::: Source data :::

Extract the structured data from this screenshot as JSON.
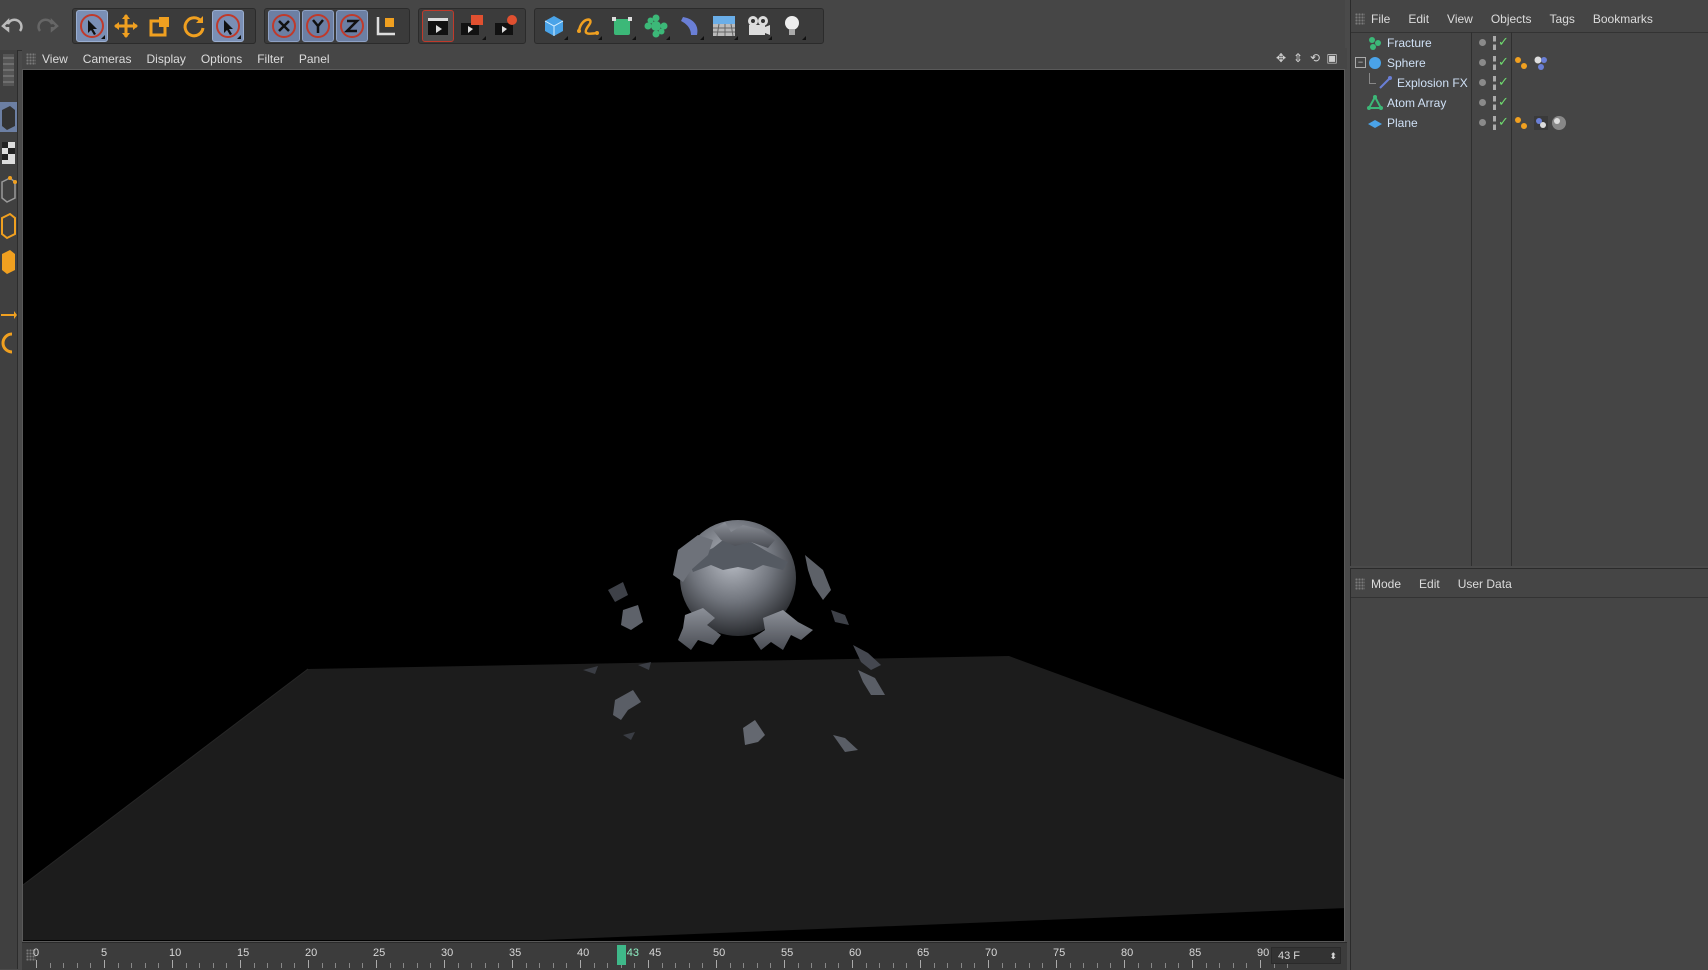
{
  "toolbar": {
    "groups": [
      {
        "name": "history",
        "items": [
          "undo-icon",
          "redo-icon"
        ]
      },
      {
        "name": "tools",
        "items": [
          "live-selection-icon",
          "move-icon",
          "scale-icon",
          "rotate-icon",
          "recent-tool-icon"
        ]
      },
      {
        "name": "axes",
        "items": [
          "x-axis-lock-icon",
          "y-axis-lock-icon",
          "z-axis-lock-icon",
          "coordinate-system-icon"
        ]
      },
      {
        "name": "render",
        "items": [
          "render-view-icon",
          "render-picture-viewer-icon",
          "render-settings-icon"
        ]
      },
      {
        "name": "create",
        "items": [
          "cube-icon",
          "spline-icon",
          "nurbs-icon",
          "array-icon",
          "deformer-icon",
          "environment-icon",
          "camera-icon",
          "light-icon"
        ]
      }
    ],
    "colors": {
      "accent_orange": "#f0a020",
      "active_blue": "#7a8fb5"
    }
  },
  "viewport": {
    "menu": [
      "View",
      "Cameras",
      "Display",
      "Options",
      "Filter",
      "Panel"
    ]
  },
  "timeline": {
    "ticks": [
      "0",
      "5",
      "10",
      "15",
      "20",
      "25",
      "30",
      "35",
      "40",
      "45",
      "50",
      "55",
      "60",
      "65",
      "70",
      "75",
      "80",
      "85",
      "90"
    ],
    "current_frame": "43",
    "frame_field": "43 F"
  },
  "object_manager": {
    "menu": [
      "File",
      "Edit",
      "View",
      "Objects",
      "Tags",
      "Bookmarks"
    ],
    "objects": [
      {
        "name": "Fracture",
        "icon": "fracture-icon",
        "level": 0,
        "tags": []
      },
      {
        "name": "Sphere",
        "icon": "sphere-icon",
        "level": 0,
        "tags": [
          "phong-tag-icon",
          "material-tag-icon"
        ]
      },
      {
        "name": "Explosion FX",
        "icon": "explosion-fx-icon",
        "level": 1,
        "tags": []
      },
      {
        "name": "Atom Array",
        "icon": "atom-array-icon",
        "level": 0,
        "tags": []
      },
      {
        "name": "Plane",
        "icon": "plane-icon",
        "level": 0,
        "tags": [
          "phong-tag-icon",
          "texture-tag-icon",
          "material-sphere-icon"
        ]
      }
    ]
  },
  "attribute_manager": {
    "menu": [
      "Mode",
      "Edit",
      "User Data"
    ]
  }
}
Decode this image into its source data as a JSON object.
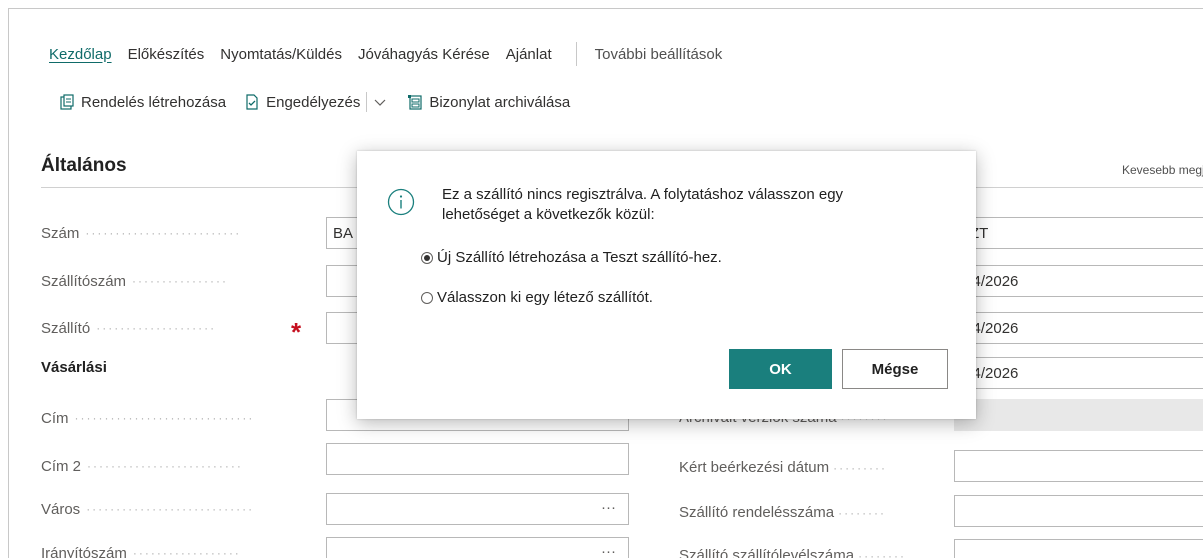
{
  "menu": {
    "items": [
      "Kezdőlap",
      "Előkészítés",
      "Nyomtatás/Küldés",
      "Jóváhagyás Kérése",
      "Ajánlat"
    ],
    "more": "További beállítások"
  },
  "actions": {
    "create_order": "Rendelés létrehozása",
    "approval": "Engedélyezés",
    "archive": "Bizonylat archiválása"
  },
  "section": {
    "title": "Általános",
    "less": "Kevesebb megje"
  },
  "left_fields": [
    {
      "label": "Szám",
      "value": "BA"
    },
    {
      "label": "Szállítószám",
      "value": ""
    },
    {
      "label": "Szállító",
      "value": ""
    },
    {
      "label": "Cím",
      "value": ""
    },
    {
      "label": "Cím 2",
      "value": ""
    },
    {
      "label": "Város",
      "value": ""
    },
    {
      "label": "Irányítószám",
      "value": ""
    }
  ],
  "subhead": "Vásárlási",
  "right_fields": [
    {
      "label": "",
      "value": "SZT"
    },
    {
      "label": "",
      "value": "/04/2026"
    },
    {
      "label": "",
      "value": "/04/2026"
    },
    {
      "label": "",
      "value": "/04/2026"
    },
    {
      "label": "Archivált verziók száma",
      "value": ""
    },
    {
      "label": "Kért beérkezési dátum",
      "value": ""
    },
    {
      "label": "Szállító rendelésszáma",
      "value": ""
    },
    {
      "label": "Szállító szállítólevélszáma",
      "value": ""
    }
  ],
  "dialog": {
    "message": "Ez a szállító nincs regisztrálva. A folytatáshoz válasszon egy lehetőséget a következők közül:",
    "option1": "Új Szállító létrehozása a Teszt szállító-hez.",
    "option2": "Válasszon ki egy létező szállítót.",
    "ok": "OK",
    "cancel": "Mégse"
  },
  "colors": {
    "accent": "#1a7f7d",
    "link": "#0f6b69",
    "required": "#c50f1f"
  }
}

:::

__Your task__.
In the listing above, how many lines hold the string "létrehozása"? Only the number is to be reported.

__Solution for this problem__.
2